In the two months since CT17x20 was announced, dozens of local, regional and statewide entities have signed on in support of it. They include MAC, Connecticut Retail Merchants Association, Connecticut Lodging Association, Bridgeport Regional Business Council, Mechanical Conductors Association of Connecticut, New Haven Manufacturers Association, Business Council of Fairfield County, Motor Transport Association of Connecticut, Home Builders and Remodelers Association of Connecticut, and a number of chambers of commerce, to name a few.

“We don’t have final solutions,” Brennan says. “It’s really a broad coalition.”

“Obviously, we’re supportive of the idea of making Connecticut more competitive for businesses,” says MAC’s Johnson. “We always have wanted businesses to start, grow, survives and of course stay here.”

Johnson says the similar goals of MAC and CBIA make for a natural coalition.

“There’s a lot of commonality in our desired ultimate goals,” Johnson says. “The last survey we did with our members, taxation and the regulatory burden” were among top-priority concerns.

CT17x20 is “timely,” Johnson believes.

“On the one hand, with Connecticut’s budget challenges it’s probably difficult to take on an initiative like this,” he says. But on the other hand, Connecticut must become more competitive with other states, he adds.

Paul S. Timpanelli, president and CEO of the Bridgeport Regional Business Council (BRBC), agrees with Johnson that this is an opportune time the CT17x20 initiative.

“I think we’ve made progress in the past few years. The trend is right,” Timpanelli says, noting that this is an election year. “So I think we can bring some attention to the matter.”

The issue of whether or not to support CT17x20 was brought before BRBC’s board in mid-April.

“The board voted to fully support it,” says Timpanelli.

“I think it’s critical for the future of Connecticut in terms of job growth.
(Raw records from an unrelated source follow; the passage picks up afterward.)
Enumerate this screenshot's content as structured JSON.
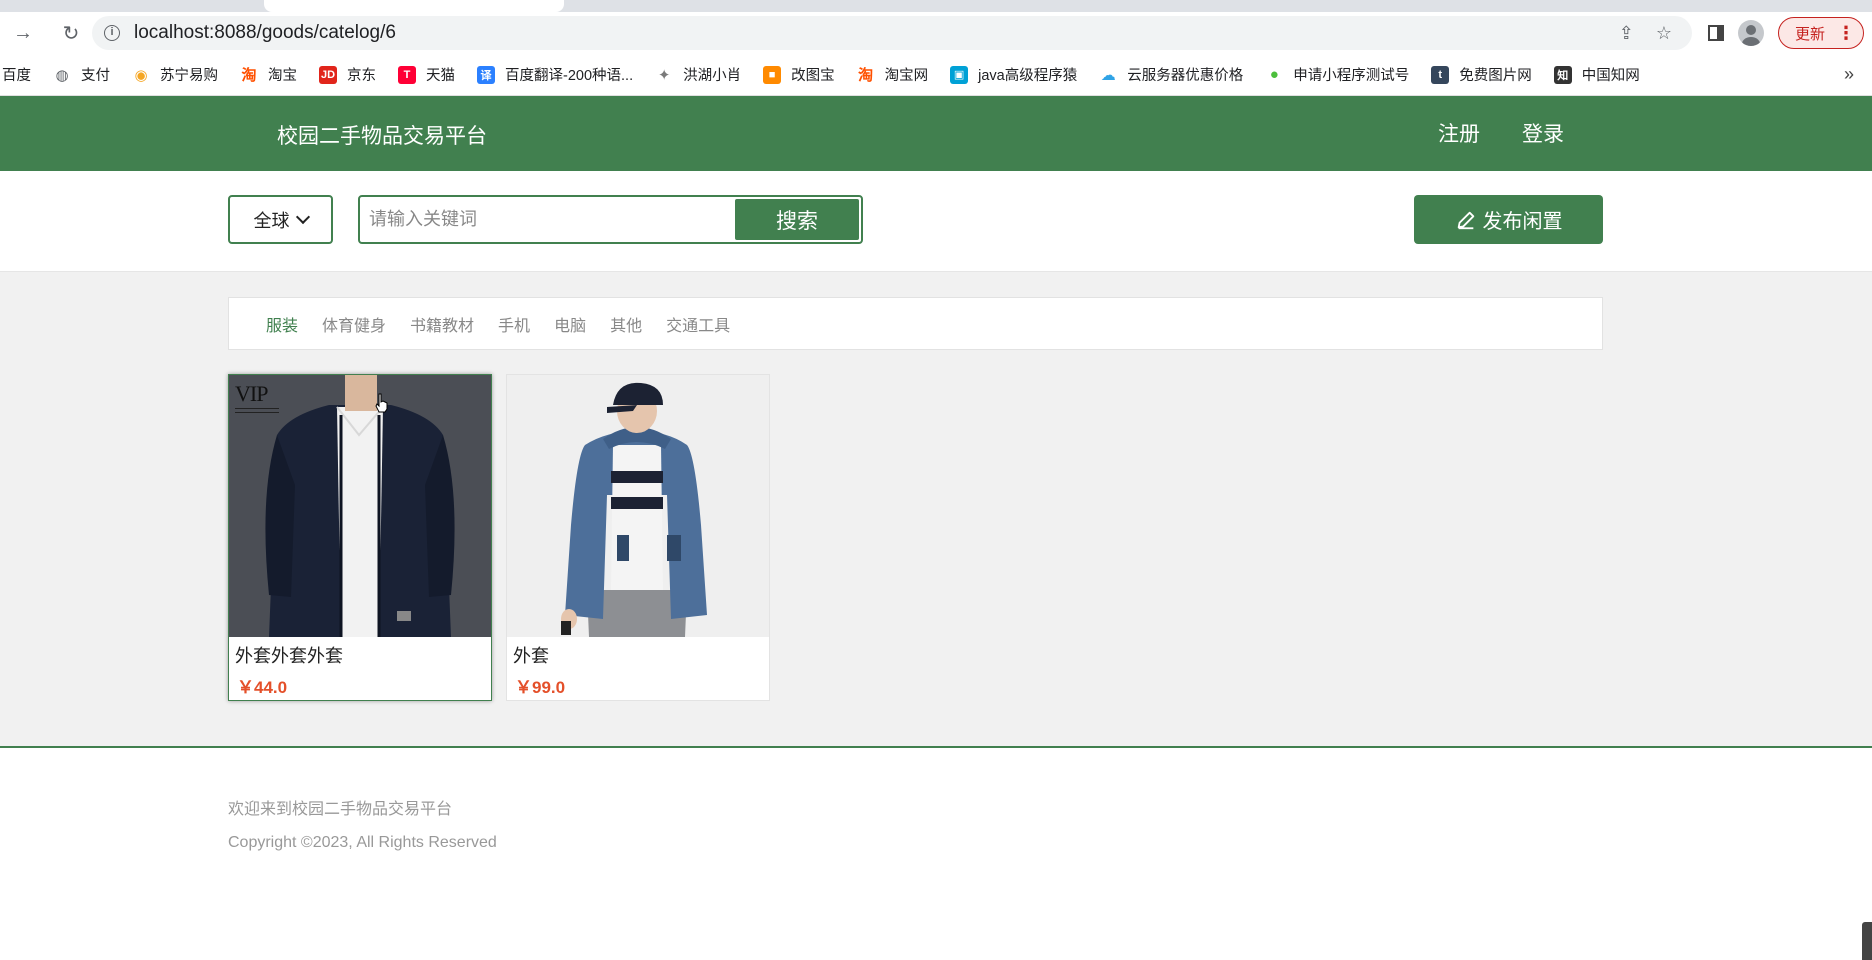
{
  "browser": {
    "url": "localhost:8088/goods/catelog/6",
    "update_label": "更新",
    "bookmarks": [
      {
        "label": "百度",
        "icon": "baidu-icon",
        "color": "#ffffff"
      },
      {
        "label": "支付",
        "icon": "globe-icon",
        "color": "#5f6368"
      },
      {
        "label": "苏宁易购",
        "icon": "suning-icon",
        "color": "#f5a623"
      },
      {
        "label": "淘宝",
        "icon": "taobao-icon",
        "color": "#ff5000"
      },
      {
        "label": "京东",
        "icon": "jd-icon",
        "color": "#e1251b"
      },
      {
        "label": "天猫",
        "icon": "tmall-icon",
        "color": "#ff0036"
      },
      {
        "label": "百度翻译-200种语...",
        "icon": "translate-icon",
        "color": "#2b80ff"
      },
      {
        "label": "洪湖小肖",
        "icon": "bird-icon",
        "color": "#7a7a7a"
      },
      {
        "label": "改图宝",
        "icon": "gaitubao-icon",
        "color": "#ff8a00"
      },
      {
        "label": "淘宝网",
        "icon": "taobao-icon",
        "color": "#ff5000"
      },
      {
        "label": "java高级程序猿",
        "icon": "bilibili-icon",
        "color": "#00a1d6"
      },
      {
        "label": "云服务器优惠价格",
        "icon": "cloud-icon",
        "color": "#2fa3e6"
      },
      {
        "label": "申请小程序测试号",
        "icon": "wechat-icon",
        "color": "#4cbf3c"
      },
      {
        "label": "免费图片网",
        "icon": "tumblr-icon",
        "color": "#35465c"
      },
      {
        "label": "中国知网",
        "icon": "cnki-icon",
        "color": "#333333"
      }
    ]
  },
  "header": {
    "site_title": "校园二手物品交易平台",
    "register_label": "注册",
    "login_label": "登录"
  },
  "search": {
    "region_label": "全球",
    "placeholder": "请输入关键词",
    "value": "",
    "button_label": "搜索",
    "publish_label": "发布闲置"
  },
  "categories": [
    {
      "label": "服装",
      "active": true
    },
    {
      "label": "体育健身",
      "active": false
    },
    {
      "label": "书籍教材",
      "active": false
    },
    {
      "label": "手机",
      "active": false
    },
    {
      "label": "电脑",
      "active": false
    },
    {
      "label": "其他",
      "active": false
    },
    {
      "label": "交通工具",
      "active": false
    }
  ],
  "goods": [
    {
      "name": "外套外套外套",
      "price": "￥44.0",
      "image": "dark-navy-jacket-photo",
      "watermark": "VIP"
    },
    {
      "name": "外套",
      "price": "￥99.0",
      "image": "blue-hooded-jacket-photo"
    }
  ],
  "footer": {
    "welcome": "欢迎来到校园二手物品交易平台",
    "copyright": "Copyright ©2023, All Rights Reserved"
  },
  "colors": {
    "brand": "#41804f",
    "price": "#e4502a"
  }
}
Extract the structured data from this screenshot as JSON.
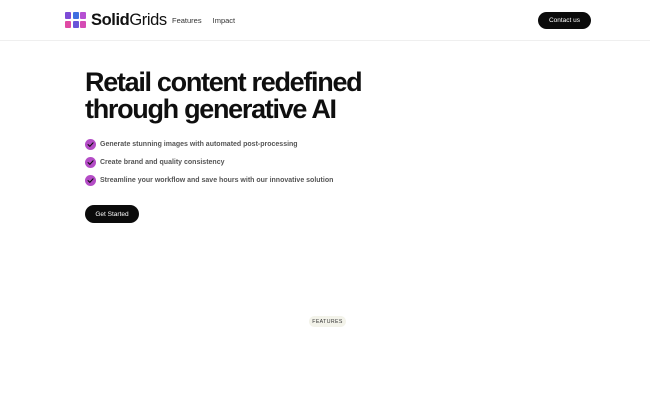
{
  "brand": {
    "name_bold": "Solid",
    "name_light": "Grids",
    "colors": [
      "#7d4bd6",
      "#3f6fe0",
      "#b54fd2",
      "#e04aa4",
      "#6a53d8",
      "#d54cb4"
    ]
  },
  "nav": {
    "items": [
      {
        "label": "Features"
      },
      {
        "label": "Impact"
      }
    ],
    "contact_label": "Contact us"
  },
  "hero": {
    "title": "Retail content redefined through generative AI",
    "bullets": [
      {
        "text": "Generate stunning images with automated post-processing",
        "icon": "check-icon"
      },
      {
        "text": "Create brand and quality consistency",
        "icon": "check-icon"
      },
      {
        "text": "Streamline your workflow and save hours with our innovative solution",
        "icon": "check-icon"
      }
    ],
    "cta_label": "Get Started",
    "accent_color": "#b44cc6"
  },
  "features_section": {
    "badge": "FEATURES"
  }
}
The state of our state in Connecticut is not good. We need a regulatory environment and a taxing environment that’s more friendly to businesses.”

Hopefully, the aspect of the  CT17x20 effort to focus on elected officials will be beneficial, says Timpanelli.

“That’s part of the strategy, and we have to place this question much more in the mind of the average voter,” he says, adding, “Hopefully, it’s much more than a business initiative.”

“There are a number of things,” explains CBIA’s Brennan, “that individuals can do to support the CT20x17 campaign. The first step is to become familiar with and spread the campaign’s goals and objectives. Next, engaging in public discourse would be helpful.

“Attend legislative events in your district to engage with legislators and hold them accountable on economic issues,” says Brennan, who offers several ways for the average citizen to become involved. “Write a letter to the editor supporting efforts to improve our economic standing.  Sign up for the CT20x17 campaign, subscribe to the campaign’s social media accounts and attend campaign events. Follow up with your legislators during legislative sessions to make sure they are supporting the goals of the campaign.”

Just talking with friends and family also will have an impact, he says.

“Share information about the campaign with family, friends, work colleagues, etc.,” says Brennan. He adds that one of the most crucial individual actions should not be overlooked.

“Register to vote, become knowledgeable about the candidates, and be sure to vote on Election Day,” he adds.

A website is currently being developed, and information about CT20x17 will be available on it soon, Brennan says.